-- Work item --
Set down every record below exactly as it stands.
::: Dataset
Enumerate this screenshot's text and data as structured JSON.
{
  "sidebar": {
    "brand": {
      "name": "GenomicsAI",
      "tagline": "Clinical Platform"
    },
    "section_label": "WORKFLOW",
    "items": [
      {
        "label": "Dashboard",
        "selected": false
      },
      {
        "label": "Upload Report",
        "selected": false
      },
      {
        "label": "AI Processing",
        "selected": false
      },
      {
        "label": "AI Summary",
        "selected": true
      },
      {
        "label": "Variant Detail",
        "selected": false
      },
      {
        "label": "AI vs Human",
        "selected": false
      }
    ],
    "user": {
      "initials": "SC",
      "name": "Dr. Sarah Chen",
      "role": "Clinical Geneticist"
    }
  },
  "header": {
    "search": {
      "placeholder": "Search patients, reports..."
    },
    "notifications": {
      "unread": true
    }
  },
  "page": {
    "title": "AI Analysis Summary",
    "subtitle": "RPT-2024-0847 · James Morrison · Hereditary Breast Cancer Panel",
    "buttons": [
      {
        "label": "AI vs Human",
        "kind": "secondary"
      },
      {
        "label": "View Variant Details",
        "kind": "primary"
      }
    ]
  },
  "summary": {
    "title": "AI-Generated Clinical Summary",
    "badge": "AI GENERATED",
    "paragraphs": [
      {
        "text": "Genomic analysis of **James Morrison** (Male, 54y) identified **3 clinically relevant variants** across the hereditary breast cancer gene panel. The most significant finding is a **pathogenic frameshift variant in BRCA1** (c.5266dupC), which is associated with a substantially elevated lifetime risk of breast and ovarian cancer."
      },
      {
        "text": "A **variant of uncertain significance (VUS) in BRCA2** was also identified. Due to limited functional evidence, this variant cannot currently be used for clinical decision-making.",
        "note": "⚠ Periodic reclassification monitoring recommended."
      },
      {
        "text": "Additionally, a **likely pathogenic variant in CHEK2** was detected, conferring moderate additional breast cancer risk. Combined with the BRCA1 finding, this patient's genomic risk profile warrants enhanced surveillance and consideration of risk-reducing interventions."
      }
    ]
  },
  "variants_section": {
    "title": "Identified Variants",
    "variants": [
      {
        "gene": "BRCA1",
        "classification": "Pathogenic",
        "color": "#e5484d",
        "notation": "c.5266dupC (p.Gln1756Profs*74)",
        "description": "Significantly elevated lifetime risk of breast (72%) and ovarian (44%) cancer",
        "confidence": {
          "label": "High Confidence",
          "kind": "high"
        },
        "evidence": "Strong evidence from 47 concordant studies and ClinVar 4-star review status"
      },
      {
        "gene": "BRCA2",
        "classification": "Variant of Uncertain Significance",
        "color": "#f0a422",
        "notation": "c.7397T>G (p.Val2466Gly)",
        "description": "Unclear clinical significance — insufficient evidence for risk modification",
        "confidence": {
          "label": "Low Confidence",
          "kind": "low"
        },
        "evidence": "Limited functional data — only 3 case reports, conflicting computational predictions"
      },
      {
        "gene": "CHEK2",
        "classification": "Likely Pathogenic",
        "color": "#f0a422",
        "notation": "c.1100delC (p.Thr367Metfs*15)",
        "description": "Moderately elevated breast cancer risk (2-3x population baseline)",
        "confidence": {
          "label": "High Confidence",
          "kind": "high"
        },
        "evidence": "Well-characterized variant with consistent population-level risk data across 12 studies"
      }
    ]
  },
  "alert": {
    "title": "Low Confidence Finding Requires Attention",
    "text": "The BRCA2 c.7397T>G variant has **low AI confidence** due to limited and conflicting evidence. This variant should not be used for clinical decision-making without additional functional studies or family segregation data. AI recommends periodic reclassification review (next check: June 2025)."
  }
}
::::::
-- Output of the task --
Enumerate this screenshot's text and data as structured JSON.
{
  "sidebar": {
    "brand": {
      "name": "GenomicsAI",
      "tagline": "Clinical Platform"
    },
    "section_label": "WORKFLOW",
    "items": [
      {
        "label": "Dashboard",
        "selected": false
      },
      {
        "label": "Upload Report",
        "selected": false
      },
      {
        "label": "AI Processing",
        "selected": false
      },
      {
        "label": "AI Summary",
        "selected": true
      },
      {
        "label": "Variant Detail",
        "selected": false
      },
      {
        "label": "AI vs Human",
        "selected": false
      }
    ],
    "user": {
      "initials": "SC",
      "name": "Dr. Sarah Chen",
      "role": "Clinical Geneticist"
    }
  },
  "header": {
    "search": {
      "placeholder": "Search patients, reports..."
    },
    "notifications": {
      "unread": true
    }
  },
  "page": {
    "title": "AI Analysis Summary",
    "subtitle": "RPT-2024-0847 · James Morrison · Hereditary Breast Cancer Panel",
    "buttons": [
      {
        "label": "AI vs Human",
        "kind": "secondary"
      },
      {
        "label": "View Variant Details",
        "kind": "primary"
      }
    ]
  },
  "summary": {
    "title": "AI-Generated Clinical Summary",
    "badge": "AI GENERATED",
    "paragraphs": [
      {
        "text": "Genomic analysis of **James Morrison** (Male, 54y) identified **3 clinically relevant variants** across the hereditary breast cancer gene panel. The most significant finding is a **pathogenic frameshift variant in BRCA1** (c.5266dupC), which is associated with a substantially elevated lifetime risk of breast and ovarian cancer."
      },
      {
        "text": "A **variant of uncertain significance (VUS) in BRCA2** was also identified. Due to limited functional evidence, this variant cannot currently be used for clinical decision-making.",
        "note": "⚠ Periodic reclassification monitoring recommended."
      },
      {
        "text": "Additionally, a **likely pathogenic variant in CHEK2** was detected, conferring moderate additional breast cancer risk. Combined with the BRCA1 finding, this patient's genomic risk profile warrants enhanced surveillance and consideration of risk-reducing interventions."
      }
    ]
  },
  "variants_section": {
    "title": "Identified Variants",
    "variants": [
      {
        "gene": "BRCA1",
        "classification": "Pathogenic",
        "color": "#e5484d",
        "notation": "c.5266dupC (p.Gln1756Profs*74)",
        "description": "Significantly elevated lifetime risk of breast (72%) and ovarian (44%) cancer",
        "confidence": {
          "label": "High Confidence",
          "kind": "high"
        },
        "evidence": "Strong evidence from 47 concordant studies and ClinVar 4-star review status"
      },
      {
        "gene": "BRCA2",
        "classification": "Variant of Uncertain Significance",
        "color": "#f0a422",
        "notation": "c.7397T>G (p.Val2466Gly)",
        "description": "Unclear clinical significance — insufficient evidence for risk modification",
        "confidence": {
          "label": "Low Confidence",
          "kind": "low"
        },
        "evidence": "Limited functional data — only 3 case reports, conflicting computational predictions"
      },
      {
        "gene": "CHEK2",
        "classification": "Likely Pathogenic",
        "color": "#f0a422",
        "notation": "c.1100delC (p.Thr367Metfs*15)",
        "description": "Moderately elevated breast cancer risk (2-3x population baseline)",
        "confidence": {
          "label": "High Confidence",
          "kind": "high"
        },
        "evidence": "Well-characterized variant with consistent population-level risk data across 12 studies"
      }
    ]
  },
  "alert": {
    "title": "Low Confidence Finding Requires Attention",
    "text": "The BRCA2 c.7397T>G variant has **low AI confidence** due to limited and conflicting evidence. This variant should not be used for clinical decision-making without additional functional studies or family segregation data. AI recommends periodic reclassification review (next check: June 2025)."
  }
}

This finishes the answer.